Those are good things. But, as Chris Petersen alluded to during the PAC 12 Media Day, teams win on plays but lose on potential. That’s where UCLA is right now. It is easy to envision what could be, but it is hard to synch that with what we’ve already seen on the field. Until we see some long distance passing plays ... or pressure in the pass rush ... or forced turnovers leading to short fields for the offense, it will all just be potential with this team.
The schedule provides a bit of a mixed bag. On one hand, the opening few weeks are brutal. The Bruins out of conference slate includes a trip to Cincinnati followed by home games against SDSU and Oklahoma. One or two wins out of those three is about the best you could expect before UCLA trips to both Pullman and Tucson. That’s a rough first five games.
Things lighten up a little bit after that. In fact, UCLA will only play one game outside of the state of California beginning in October. That will help to temper an in-conference slate that has just four home games overall. The Bruins will also get a little extra steam in their engine by not having to play either Washington or Oregon this season.
I think the net effect of the schedule is positive even if UCLA struggles with the opening three weeks. When you weigh that against where the young Bruins are in their overall state of development, this does feel like a potential bowl team who might struggle to just get over the 6 win line but whose ceiling should be right around the 8 win mark.

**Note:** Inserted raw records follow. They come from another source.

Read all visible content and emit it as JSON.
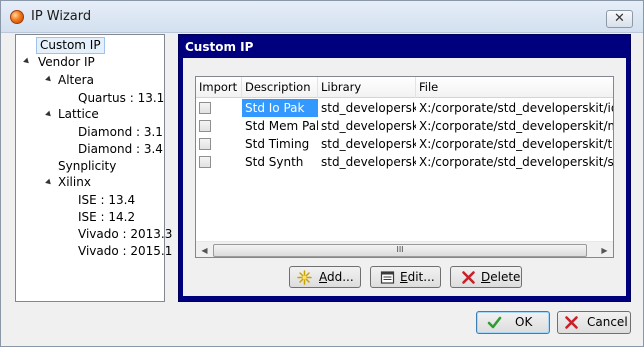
{
  "window": {
    "title": "IP Wizard",
    "close_glyph": "✕"
  },
  "tree": {
    "items": [
      {
        "label": "Custom IP",
        "level": 0,
        "expanded": false,
        "selected": true
      },
      {
        "label": "Vendor IP",
        "level": 0,
        "expanded": true
      },
      {
        "label": "Altera",
        "level": 1,
        "expanded": true
      },
      {
        "label": "Quartus : 13.1",
        "level": 2
      },
      {
        "label": "Lattice",
        "level": 1,
        "expanded": true
      },
      {
        "label": "Diamond : 3.1",
        "level": 2
      },
      {
        "label": "Diamond : 3.4",
        "level": 2
      },
      {
        "label": "Synplicity",
        "level": 1
      },
      {
        "label": "Xilinx",
        "level": 1,
        "expanded": true
      },
      {
        "label": "ISE : 13.4",
        "level": 2
      },
      {
        "label": "ISE : 14.2",
        "level": 2
      },
      {
        "label": "Vivado : 2013.3",
        "level": 2
      },
      {
        "label": "Vivado : 2015.1",
        "level": 2
      }
    ]
  },
  "panel": {
    "title": "Custom IP"
  },
  "table": {
    "columns": [
      "Import",
      "Description",
      "Library",
      "File"
    ],
    "rows": [
      {
        "import": false,
        "description": "Std Io Pak",
        "library": "std_developerskit",
        "file": "X:/corporate/std_developerskit/iopak",
        "selected": true
      },
      {
        "import": false,
        "description": "Std Mem Pak",
        "library": "std_developerskit",
        "file": "X:/corporate/std_developerskit/memp"
      },
      {
        "import": false,
        "description": "Std Timing",
        "library": "std_developerskit",
        "file": "X:/corporate/std_developerskit/timing"
      },
      {
        "import": false,
        "description": "Std Synth",
        "library": "std_developerskit",
        "file": "X:/corporate/std_developerskit/synth"
      }
    ],
    "scroll_grip": "III"
  },
  "actions": {
    "add": {
      "label_hot": "A",
      "label_rest": "dd...",
      "icon": "sparkle-icon"
    },
    "edit": {
      "label_hot": "E",
      "label_rest": "dit...",
      "icon": "edit-icon"
    },
    "delete": {
      "label_hot": "D",
      "label_rest": "elete",
      "icon": "delete-x-icon"
    }
  },
  "dialog": {
    "ok_label": "OK",
    "cancel_label": "Cancel"
  },
  "colors": {
    "panel_header": "#00007f",
    "selection": "#3399ff",
    "delete_red": "#c8202a",
    "ok_green": "#2f9e2f"
  }
}
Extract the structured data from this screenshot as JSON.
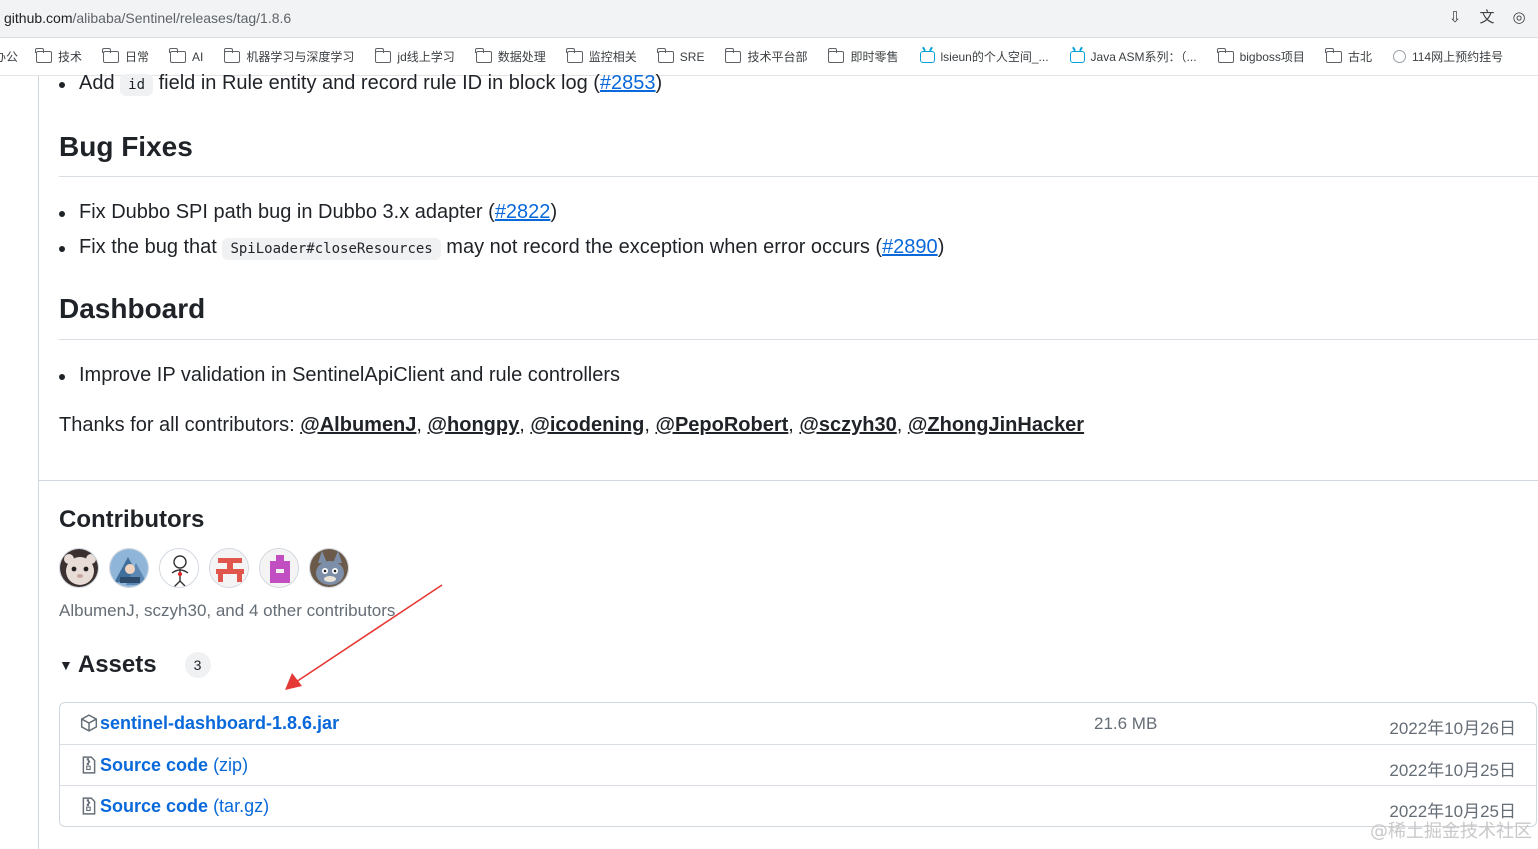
{
  "browser": {
    "url_host": "github.com",
    "url_path": "/alibaba/Sentinel/releases/tag/1.8.6",
    "toolbar_icons": [
      "install-app-icon",
      "translate-icon",
      "extension-icon"
    ]
  },
  "bookmarks": [
    {
      "label": "办公",
      "icon": "none"
    },
    {
      "label": "技术",
      "icon": "folder"
    },
    {
      "label": "日常",
      "icon": "folder"
    },
    {
      "label": "AI",
      "icon": "folder"
    },
    {
      "label": "机器学习与深度学习",
      "icon": "folder"
    },
    {
      "label": "jd线上学习",
      "icon": "folder"
    },
    {
      "label": "数据处理",
      "icon": "folder"
    },
    {
      "label": "监控相关",
      "icon": "folder"
    },
    {
      "label": "SRE",
      "icon": "folder"
    },
    {
      "label": "技术平台部",
      "icon": "folder"
    },
    {
      "label": "即时零售",
      "icon": "folder"
    },
    {
      "label": "lsieun的个人空间_...",
      "icon": "bilibili"
    },
    {
      "label": "Java ASM系列：（...",
      "icon": "bilibili"
    },
    {
      "label": "bigboss项目",
      "icon": "folder"
    },
    {
      "label": "古北",
      "icon": "folder"
    },
    {
      "label": "114网上预约挂号",
      "icon": "globe"
    }
  ],
  "release_notes": {
    "feature_item": {
      "prefix": "Add",
      "code": "id",
      "text": "field in Rule entity and record rule ID in block log (",
      "link": "#2853",
      "suffix": ")"
    },
    "bugfix_heading": "Bug Fixes",
    "bugfix_1": {
      "text": "Fix Dubbo SPI path bug in Dubbo 3.x adapter (",
      "link": "#2822",
      "suffix": ")"
    },
    "bugfix_2": {
      "prefix": "Fix the bug that",
      "code": "SpiLoader#closeResources",
      "text": "may not record the exception when error occurs (",
      "link": "#2890",
      "suffix": ")"
    },
    "dashboard_heading": "Dashboard",
    "dashboard_1": "Improve IP validation in SentinelApiClient and rule controllers",
    "thanks_prefix": "Thanks for all contributors:",
    "contributors": [
      "@AlbumenJ",
      "@hongpy",
      "@icodening",
      "@PepoRobert",
      "@sczyh30",
      "@ZhongJinHacker"
    ]
  },
  "contributors_section": {
    "title": "Contributors",
    "summary": "AlbumenJ, sczyh30, and 4 other contributors"
  },
  "assets": {
    "title": "Assets",
    "count": "3",
    "rows": [
      {
        "name": "sentinel-dashboard-1.8.6.jar",
        "ext": "",
        "size": "21.6 MB",
        "date": "2022年10月26日",
        "icon": "package-icon"
      },
      {
        "name": "Source code",
        "ext": "(zip)",
        "size": "",
        "date": "2022年10月25日",
        "icon": "file-zip-icon"
      },
      {
        "name": "Source code",
        "ext": "(tar.gz)",
        "size": "",
        "date": "2022年10月25日",
        "icon": "file-zip-icon"
      }
    ]
  },
  "annotation": {
    "color": "#e53935"
  },
  "watermark": "@稀土掘金技术社区",
  "colors": {
    "link": "#0969da",
    "text": "#1f2328",
    "muted": "#656d76",
    "border": "#d0d7de"
  }
}
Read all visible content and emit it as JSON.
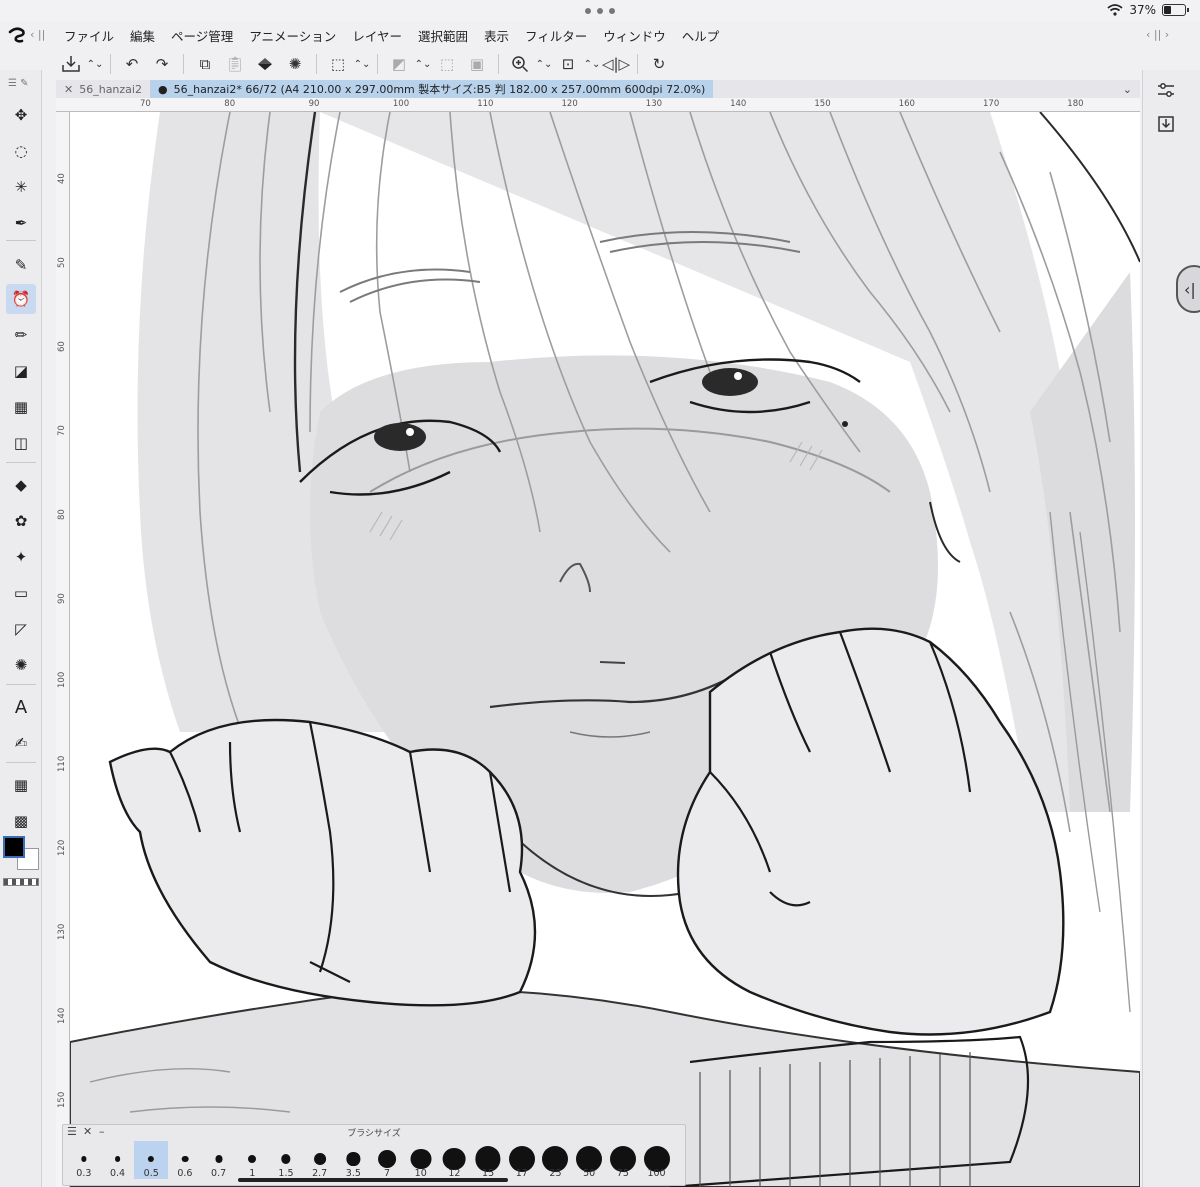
{
  "status": {
    "battery": "37%",
    "battery_level": 0.37
  },
  "menu": [
    "ファイル",
    "編集",
    "ページ管理",
    "アニメーション",
    "レイヤー",
    "選択範囲",
    "表示",
    "フィルター",
    "ウィンドウ",
    "ヘルプ"
  ],
  "tabs": {
    "inactive": "56_hanzai2",
    "active": "56_hanzai2* 66/72 (A4 210.00 x 297.00mm 製本サイズ:B5 判 182.00 x 257.00mm 600dpi 72.0%)"
  },
  "ruler_top": [
    "70",
    "80",
    "90",
    "100",
    "110",
    "120",
    "130",
    "140",
    "150",
    "160",
    "170",
    "180"
  ],
  "ruler_left": [
    "40",
    "50",
    "60",
    "70",
    "80",
    "90",
    "100",
    "110",
    "120",
    "130",
    "140",
    "150"
  ],
  "brush_palette": {
    "title": "ブラシサイズ",
    "selected": "0.5",
    "sizes": [
      "0.3",
      "0.4",
      "0.5",
      "0.6",
      "0.7",
      "1",
      "1.5",
      "2.7",
      "3.5",
      "7",
      "10",
      "12",
      "15",
      "17",
      "25",
      "50",
      "75",
      "100"
    ]
  },
  "colors": {
    "main": "#000000",
    "sub": "#ffffff",
    "accent": "#b9d2ec"
  },
  "icons": {
    "tools": [
      "operation-icon",
      "lasso-select-icon",
      "magic-wand-icon",
      "eyedropper-icon",
      "pen-icon",
      "pencil-icon",
      "marker-icon",
      "brush-icon",
      "frame-border-icon",
      "eraser-icon",
      "fill-icon",
      "decoration-icon",
      "blend-icon",
      "gradient-icon",
      "figure-icon",
      "effect-line-icon",
      "text-icon",
      "correct-line-icon",
      "ruler-icon",
      "tone-icon"
    ]
  }
}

I’m not sure if that 6 to 8 win range would satisfy the notoriously demanding UCLA fan base, but I would consider that a big step forward from Chip Kelly’s three-win debut and a positive sign of things to come.